Essays on Social Interactions and the Long-term Effects of Early-Life Conditions
2009 (English)Doctoral thesis, monograph (Other academic)
This thesis consists of four self-contained essays.
Essay 1: From the late 1970s through mid 1990s blood-lead levels decreased drastically in Swedish children due to the sharp phase-out of leaded gasoline. Exploiting the distinct geographical variation in early childhood lead exposure induced by the regulations together with micro data on all children in nine birth cohorts I show that reduced lead exposure early in life improves scholastic performance, cognitive ability, and labor market outcomes among young adults. At the relatively low levels of exposure considered, the analysis reveals a nonlinear relationship between local air lead levels in early childhood and adult outcomes, indicating the existence of a threshold below which further reductions no longer improve adult outcomes. Importantly, the effect is greater for children of lower socioeconomic status (SES), suggesting that pollution is one mechanism through which SES affects long-term economic outcomes and that environmental policies could potentially reduce the intergenerational correlation in economic outcomes.
Essay 2: During a policy experiment in two Swedish regions in 1967 alcohol availability increased sharply, particularly for people under age 21. The policy experiment was abruptly ended after only 8.5 months due to a sharp increase in alcohol consumption. I exploit the distinct temporal, spatial and age-specific changes in alcohol availability induced by the policy shift to estimate the long-term effects on those in utero during it. I find that children in utero during the short period of increased alcohol availability have significantly lower educational attainments, earnings and increased welfare dependency rates at age 30 in comparison with the surrounding cohorts. Any direct effects of the increased availability on birth-cohort composition (e.g. through an increase in unplanned pregnancies) are not driving the results as the richness of the data allows for a focus on exposed children conceived before the policy experiment started. The results provide compelling evidence that investments in early-life health can yield large effects on outcomes later on in life.
Essay 3: We utilize a large-scale randomized social experiment to identify how co-workers affect each other’s effort as measured by work absence. The experiment altered the work absence incentives for half of all employees living in Göteborg, Sweden. Using administrative data we are able to recover the treatment status of all workers in more than 3,000 workplaces. We first document that employees in workplaces with a high proportion treated co-workers increase their own absence level significantly. We then examine the heterogeneity of the treatment effect in order to explore what mechanisms are underlying the peer effect. While a strong effect of having a high proportion of treated co-workers is found for the non-treated workers, no significant effects are found for the treated workers. These results suggest that pure altruistic social preferences can be ruled out as the main motivator for the behaviour of a non-negligible proportion of the employees in our sample.
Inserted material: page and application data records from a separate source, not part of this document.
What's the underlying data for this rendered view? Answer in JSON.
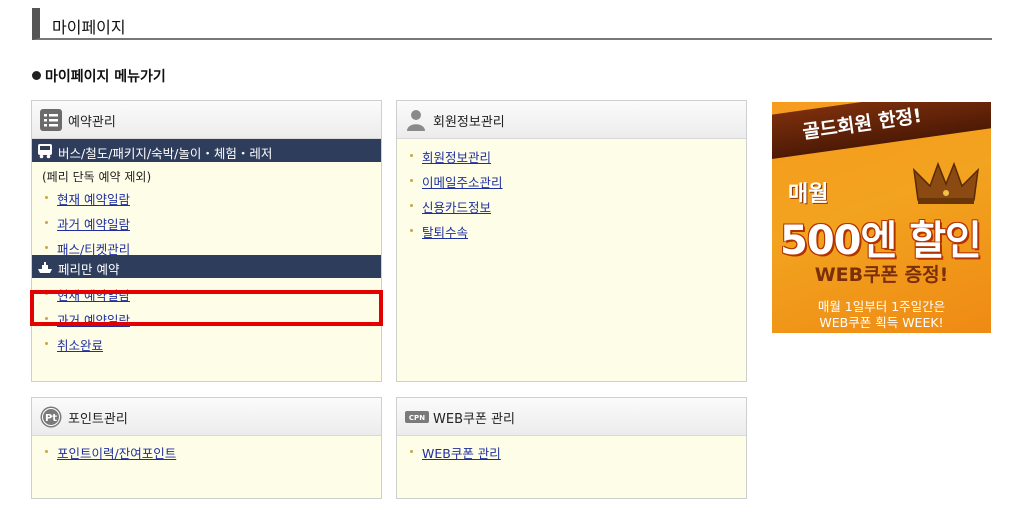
{
  "page": {
    "title": "마이페이지",
    "menu_heading": "마이페이지 메뉴가기"
  },
  "reservation": {
    "title": "예약관리",
    "sections": [
      {
        "heading": "버스/철도/패키지/숙박/놀이・체험・레저",
        "note": "(페리 단독 예약 제외)",
        "links": [
          "현재 예약일람",
          "과거 예약일람",
          "패스/티켓관리"
        ]
      },
      {
        "heading": "페리만 예약",
        "links": [
          "현재 예약일람",
          "과거 예약일람",
          "취소완료"
        ]
      }
    ]
  },
  "member": {
    "title": "회원정보관리",
    "links": [
      "회원정보관리",
      "이메일주소관리",
      "신용카드정보",
      "탈퇴수속"
    ]
  },
  "points": {
    "title": "포인트관리",
    "icon_text": "Pt",
    "links": [
      "포인트이력/잔여포인트"
    ]
  },
  "webcoupon": {
    "title": "WEB쿠폰 관리",
    "icon_text": "CPN",
    "links": [
      "WEB쿠폰 관리"
    ]
  },
  "promo": {
    "ribbon": "골드회원 한정!",
    "monthly": "매월",
    "discount": "500엔 할인",
    "coupon": "WEB쿠폰 증정!",
    "line1": "매월 1일부터 1주일간은",
    "line2": "WEB쿠폰 획득 WEEK!"
  },
  "colors": {
    "subhead_bg": "#2f3d5c",
    "box_bg": "#fefee8",
    "link": "#1f2f9e",
    "highlight": "#e30000",
    "promo_orange": "#f79b1e"
  }
}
Essay 4: We examine the influence that co-workers’ childbearing has on each other’s fertility decisions. Using linked-employer employee panel data for Sweden we show that female individual fertility increases with on average 10% if a co-worker had a child within the previous 13-24 months. The timing of births among co-workers of the same sex, educational level and co-workers who are close in age is even more influential. Consistent with models of social learning we find that the peer effect for first time mothers is similar irrespective of the birth order of the co-worker’s child, while for higher order births within-parity peer effects are strong but cross-parity peer effects are entirely absent. A causal interpretation of our estimates is strengthened by several falsification test showing that neither unobserved common shocks at the workplace level, nor sorting of workers between workplaces are likely to explain the observed peer effect. We also provide evidence suggesting that peers not only affect timing of births but potentially also completed fertility, and that fertility peer influences spills-over across multiple networks. Our results suggest that social interactions could be an important factor behind the strong inter-temporal fluctuations in total fertility rates observed in many countries.
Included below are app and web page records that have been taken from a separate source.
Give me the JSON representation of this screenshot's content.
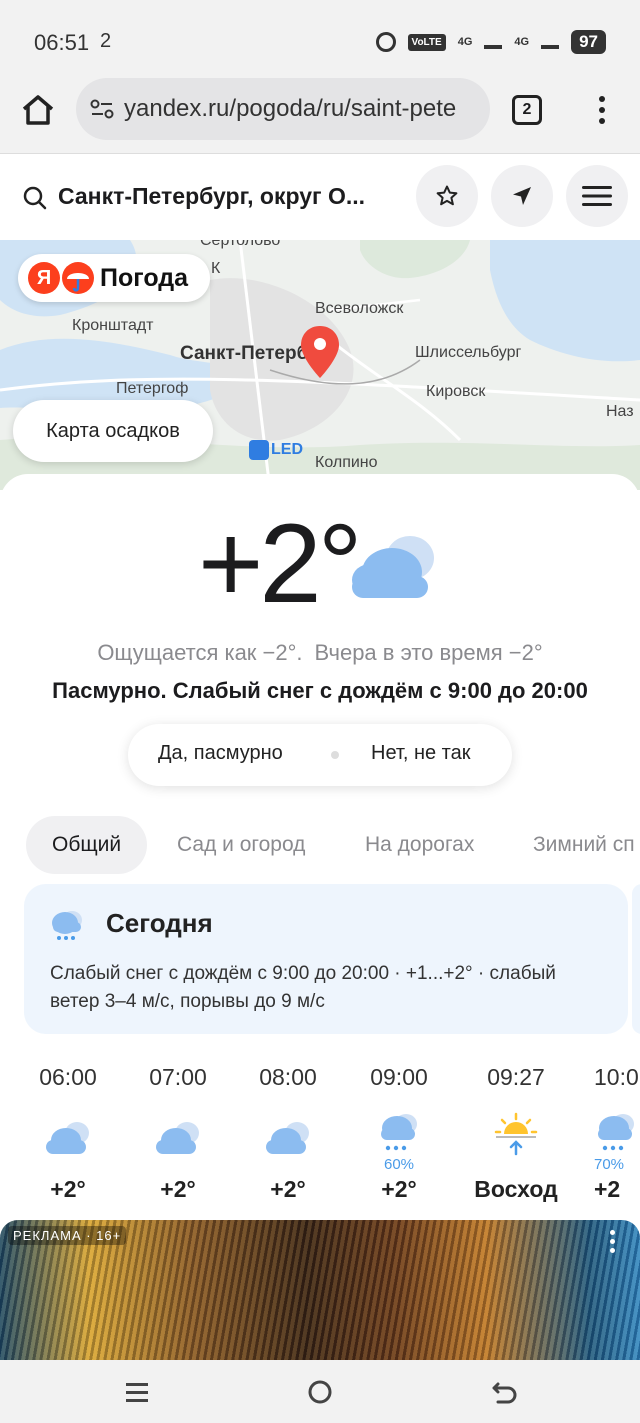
{
  "status_bar": {
    "time": "06:51",
    "small_indicator": "2",
    "volte": "VoLTE",
    "net1": "4G",
    "net2": "4G",
    "battery": "97"
  },
  "browser": {
    "url": "yandex.ru/pogoda/ru/saint-pete",
    "tab_count": "2"
  },
  "search": {
    "location": "Санкт-Петербург, округ О..."
  },
  "map": {
    "logo_ya": "Я",
    "logo_text": "Погода",
    "precip_button": "Карта осадков",
    "labels": {
      "sertolovo": "Сертолово",
      "kk": "К",
      "vsevolozhsk": "Всеволожск",
      "kronshtadt": "Кронштадт",
      "spb": "Санкт-Петербург",
      "shlisselburg": "Шлиссельбург",
      "peterhof": "Петергоф",
      "kirovsk": "Кировск",
      "naz": "Наз",
      "airport": "LED",
      "kolpino": "Колпино"
    }
  },
  "current": {
    "temperature": "+2°",
    "feels_like": "Ощущается как −2°.",
    "yesterday": "Вчера в это время −2°",
    "condition": "Пасмурно. Слабый снег с дождём с 9:00 до 20:00",
    "vote_yes": "Да, пасмурно",
    "vote_no": "Нет, не так"
  },
  "tabs": [
    "Общий",
    "Сад и огород",
    "На дорогах",
    "Зимний сп"
  ],
  "today": {
    "title": "Сегодня",
    "text": "Слабый снег с дождём с 9:00 до 20:00 · +1...+2° · слабый ветер 3–4 м/с, порывы до 9 м/с"
  },
  "hourly": [
    {
      "time": "06:00",
      "icon": "cloud-icon",
      "prob": "",
      "temp": "+2°"
    },
    {
      "time": "07:00",
      "icon": "cloud-icon",
      "prob": "",
      "temp": "+2°"
    },
    {
      "time": "08:00",
      "icon": "cloud-icon",
      "prob": "",
      "temp": "+2°"
    },
    {
      "time": "09:00",
      "icon": "sleet-icon",
      "prob": "60%",
      "temp": "+2°"
    },
    {
      "time": "09:27",
      "icon": "sunrise-icon",
      "prob": "",
      "temp": "Восход"
    },
    {
      "time": "10:0",
      "icon": "sleet-icon",
      "prob": "70%",
      "temp": "+2"
    }
  ],
  "ad": {
    "label": "РЕКЛАМА · 16+"
  },
  "colors": {
    "accent_red": "#fc3f1d",
    "cloud": "#8cbcf0",
    "today_bg": "#eef5fd",
    "prob_blue": "#4a9be8"
  }
}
Place, publisher, year, edition, pages
Uppsala: Nationalekonomiska institutionen, Uppsala universitet , 2009.
Economic studies, ISSN 0283-7668 ; 120
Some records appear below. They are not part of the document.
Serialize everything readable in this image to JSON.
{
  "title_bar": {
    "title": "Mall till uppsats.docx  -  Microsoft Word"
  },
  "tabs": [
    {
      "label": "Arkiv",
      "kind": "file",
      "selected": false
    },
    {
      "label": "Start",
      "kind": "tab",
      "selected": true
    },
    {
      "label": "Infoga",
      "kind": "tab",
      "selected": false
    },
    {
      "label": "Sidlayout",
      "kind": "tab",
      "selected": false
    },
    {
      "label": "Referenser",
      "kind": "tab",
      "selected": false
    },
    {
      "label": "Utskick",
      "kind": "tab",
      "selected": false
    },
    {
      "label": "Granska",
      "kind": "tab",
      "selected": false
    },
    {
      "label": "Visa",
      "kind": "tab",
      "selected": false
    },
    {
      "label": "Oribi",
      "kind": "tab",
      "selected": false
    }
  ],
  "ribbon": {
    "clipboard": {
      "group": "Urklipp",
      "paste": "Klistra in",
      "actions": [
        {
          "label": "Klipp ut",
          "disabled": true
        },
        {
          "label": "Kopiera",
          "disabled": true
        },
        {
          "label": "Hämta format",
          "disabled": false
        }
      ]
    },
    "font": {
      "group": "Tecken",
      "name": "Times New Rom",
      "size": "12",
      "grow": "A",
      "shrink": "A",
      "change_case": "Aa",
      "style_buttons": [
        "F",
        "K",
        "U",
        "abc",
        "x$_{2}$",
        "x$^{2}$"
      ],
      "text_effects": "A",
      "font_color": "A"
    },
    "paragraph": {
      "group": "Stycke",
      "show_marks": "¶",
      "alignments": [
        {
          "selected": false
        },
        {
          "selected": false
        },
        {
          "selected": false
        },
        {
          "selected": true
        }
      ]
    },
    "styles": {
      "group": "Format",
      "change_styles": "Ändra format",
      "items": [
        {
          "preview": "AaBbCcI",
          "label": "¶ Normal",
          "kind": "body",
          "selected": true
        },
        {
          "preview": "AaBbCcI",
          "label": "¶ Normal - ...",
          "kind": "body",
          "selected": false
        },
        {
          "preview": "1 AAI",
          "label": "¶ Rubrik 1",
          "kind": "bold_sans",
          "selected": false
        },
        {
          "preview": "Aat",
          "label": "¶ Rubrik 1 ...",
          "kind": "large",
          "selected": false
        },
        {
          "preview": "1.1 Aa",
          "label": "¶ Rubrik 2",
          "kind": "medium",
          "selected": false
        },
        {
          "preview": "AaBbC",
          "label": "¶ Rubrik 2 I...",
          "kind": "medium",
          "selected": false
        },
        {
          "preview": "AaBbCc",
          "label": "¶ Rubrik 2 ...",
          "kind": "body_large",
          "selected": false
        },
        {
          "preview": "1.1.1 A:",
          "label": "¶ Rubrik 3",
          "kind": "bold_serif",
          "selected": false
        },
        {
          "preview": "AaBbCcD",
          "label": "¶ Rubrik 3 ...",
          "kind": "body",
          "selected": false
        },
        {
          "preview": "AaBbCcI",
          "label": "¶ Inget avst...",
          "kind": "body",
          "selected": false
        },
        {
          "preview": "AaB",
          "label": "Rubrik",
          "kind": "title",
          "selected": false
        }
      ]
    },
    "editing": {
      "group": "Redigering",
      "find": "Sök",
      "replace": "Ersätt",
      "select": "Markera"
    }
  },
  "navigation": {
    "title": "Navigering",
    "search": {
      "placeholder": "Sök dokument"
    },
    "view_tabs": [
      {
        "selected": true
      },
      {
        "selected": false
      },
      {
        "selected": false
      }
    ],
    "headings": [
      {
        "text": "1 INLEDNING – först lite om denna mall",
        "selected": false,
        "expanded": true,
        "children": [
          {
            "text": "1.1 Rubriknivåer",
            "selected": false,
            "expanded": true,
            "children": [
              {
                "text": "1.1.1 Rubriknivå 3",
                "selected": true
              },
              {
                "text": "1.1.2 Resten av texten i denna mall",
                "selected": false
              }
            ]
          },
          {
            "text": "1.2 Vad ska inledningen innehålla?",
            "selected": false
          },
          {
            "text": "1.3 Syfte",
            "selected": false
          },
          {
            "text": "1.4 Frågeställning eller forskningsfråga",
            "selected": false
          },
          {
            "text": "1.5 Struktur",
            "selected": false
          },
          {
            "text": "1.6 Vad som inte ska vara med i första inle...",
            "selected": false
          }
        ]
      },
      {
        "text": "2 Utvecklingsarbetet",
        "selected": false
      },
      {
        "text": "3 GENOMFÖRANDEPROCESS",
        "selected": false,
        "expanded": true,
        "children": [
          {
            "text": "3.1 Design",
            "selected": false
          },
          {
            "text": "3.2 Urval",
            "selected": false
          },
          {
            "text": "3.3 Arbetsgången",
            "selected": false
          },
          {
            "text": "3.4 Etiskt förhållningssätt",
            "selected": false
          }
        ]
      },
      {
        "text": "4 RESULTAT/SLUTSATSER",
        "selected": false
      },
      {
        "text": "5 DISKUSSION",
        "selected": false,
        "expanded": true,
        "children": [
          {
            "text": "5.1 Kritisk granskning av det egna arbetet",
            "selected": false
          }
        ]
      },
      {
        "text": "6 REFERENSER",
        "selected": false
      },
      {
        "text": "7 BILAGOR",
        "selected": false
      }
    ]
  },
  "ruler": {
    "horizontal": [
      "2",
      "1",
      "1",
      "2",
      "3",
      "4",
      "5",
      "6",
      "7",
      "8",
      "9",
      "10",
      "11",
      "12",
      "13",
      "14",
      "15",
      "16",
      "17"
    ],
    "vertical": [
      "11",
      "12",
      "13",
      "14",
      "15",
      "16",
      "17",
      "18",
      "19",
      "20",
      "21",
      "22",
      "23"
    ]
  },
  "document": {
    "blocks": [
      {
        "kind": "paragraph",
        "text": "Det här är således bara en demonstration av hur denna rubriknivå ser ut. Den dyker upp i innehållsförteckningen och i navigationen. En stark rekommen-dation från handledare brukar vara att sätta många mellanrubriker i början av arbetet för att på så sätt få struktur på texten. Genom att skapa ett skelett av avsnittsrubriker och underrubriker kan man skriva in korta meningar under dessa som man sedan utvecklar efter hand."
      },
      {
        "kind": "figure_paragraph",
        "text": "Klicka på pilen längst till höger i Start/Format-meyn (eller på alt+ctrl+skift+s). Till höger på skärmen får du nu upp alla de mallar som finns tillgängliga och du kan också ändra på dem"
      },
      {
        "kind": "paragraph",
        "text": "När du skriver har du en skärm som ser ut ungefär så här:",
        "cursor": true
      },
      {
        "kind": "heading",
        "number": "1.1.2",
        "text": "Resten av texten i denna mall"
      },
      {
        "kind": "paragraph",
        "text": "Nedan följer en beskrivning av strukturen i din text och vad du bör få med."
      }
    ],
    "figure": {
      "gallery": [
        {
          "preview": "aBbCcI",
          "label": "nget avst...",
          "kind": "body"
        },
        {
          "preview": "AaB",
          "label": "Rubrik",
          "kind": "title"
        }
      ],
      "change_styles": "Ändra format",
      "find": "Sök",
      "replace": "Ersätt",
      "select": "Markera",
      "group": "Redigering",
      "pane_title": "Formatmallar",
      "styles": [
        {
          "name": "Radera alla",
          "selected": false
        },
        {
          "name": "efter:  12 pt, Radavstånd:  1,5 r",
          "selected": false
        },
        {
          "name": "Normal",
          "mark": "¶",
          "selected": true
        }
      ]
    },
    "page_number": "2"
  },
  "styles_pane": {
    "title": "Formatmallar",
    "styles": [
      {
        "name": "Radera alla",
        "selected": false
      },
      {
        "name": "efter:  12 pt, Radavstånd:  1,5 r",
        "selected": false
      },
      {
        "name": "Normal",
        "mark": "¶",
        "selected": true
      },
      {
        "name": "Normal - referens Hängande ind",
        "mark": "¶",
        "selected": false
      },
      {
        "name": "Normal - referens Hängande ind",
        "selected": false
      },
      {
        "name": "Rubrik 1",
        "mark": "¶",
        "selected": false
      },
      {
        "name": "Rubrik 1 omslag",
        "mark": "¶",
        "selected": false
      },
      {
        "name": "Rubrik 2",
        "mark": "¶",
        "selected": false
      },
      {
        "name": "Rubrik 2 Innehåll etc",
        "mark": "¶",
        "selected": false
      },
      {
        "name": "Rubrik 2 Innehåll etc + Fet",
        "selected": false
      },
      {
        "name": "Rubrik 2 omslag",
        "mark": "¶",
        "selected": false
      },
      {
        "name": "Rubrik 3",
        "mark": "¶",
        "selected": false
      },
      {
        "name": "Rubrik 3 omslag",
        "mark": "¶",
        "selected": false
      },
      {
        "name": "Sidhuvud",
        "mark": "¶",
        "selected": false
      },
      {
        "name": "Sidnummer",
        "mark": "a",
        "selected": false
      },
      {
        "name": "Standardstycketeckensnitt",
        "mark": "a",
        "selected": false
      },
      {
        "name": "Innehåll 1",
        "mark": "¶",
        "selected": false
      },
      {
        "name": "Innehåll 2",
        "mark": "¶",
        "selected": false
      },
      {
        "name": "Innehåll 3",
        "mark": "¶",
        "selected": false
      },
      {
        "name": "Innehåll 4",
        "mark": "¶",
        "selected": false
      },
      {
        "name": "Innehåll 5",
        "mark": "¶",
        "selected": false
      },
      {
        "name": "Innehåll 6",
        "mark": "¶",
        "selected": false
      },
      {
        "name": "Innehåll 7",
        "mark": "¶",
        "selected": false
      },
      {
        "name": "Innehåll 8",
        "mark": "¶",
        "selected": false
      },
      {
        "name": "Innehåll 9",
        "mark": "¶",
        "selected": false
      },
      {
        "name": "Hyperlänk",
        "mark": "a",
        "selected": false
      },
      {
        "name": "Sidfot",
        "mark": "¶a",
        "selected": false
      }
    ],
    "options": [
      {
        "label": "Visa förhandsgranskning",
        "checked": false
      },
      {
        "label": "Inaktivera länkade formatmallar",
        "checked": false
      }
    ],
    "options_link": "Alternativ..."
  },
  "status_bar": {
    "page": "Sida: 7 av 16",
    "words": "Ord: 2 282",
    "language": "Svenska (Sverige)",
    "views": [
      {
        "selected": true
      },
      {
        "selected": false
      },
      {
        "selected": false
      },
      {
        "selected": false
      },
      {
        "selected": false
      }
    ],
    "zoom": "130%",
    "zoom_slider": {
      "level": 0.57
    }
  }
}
Early-life conditions, social interactions
Research subject Economics
IdentifiersURN: urn:nbn:se:uu:diva-109671ISBN: 978-91-85519-27-9OAI: oai:DiVA.org:uu-109671DiVA: diva2:273577
2009-12-11, Hörsal 2, Ekonomikum, Kyrkogårdsgatan 10, Uppsala, 14:15 (English)
Currie, Janet, Professor
Johansson, Per, ProfessorHesselius, Patrik, Doktor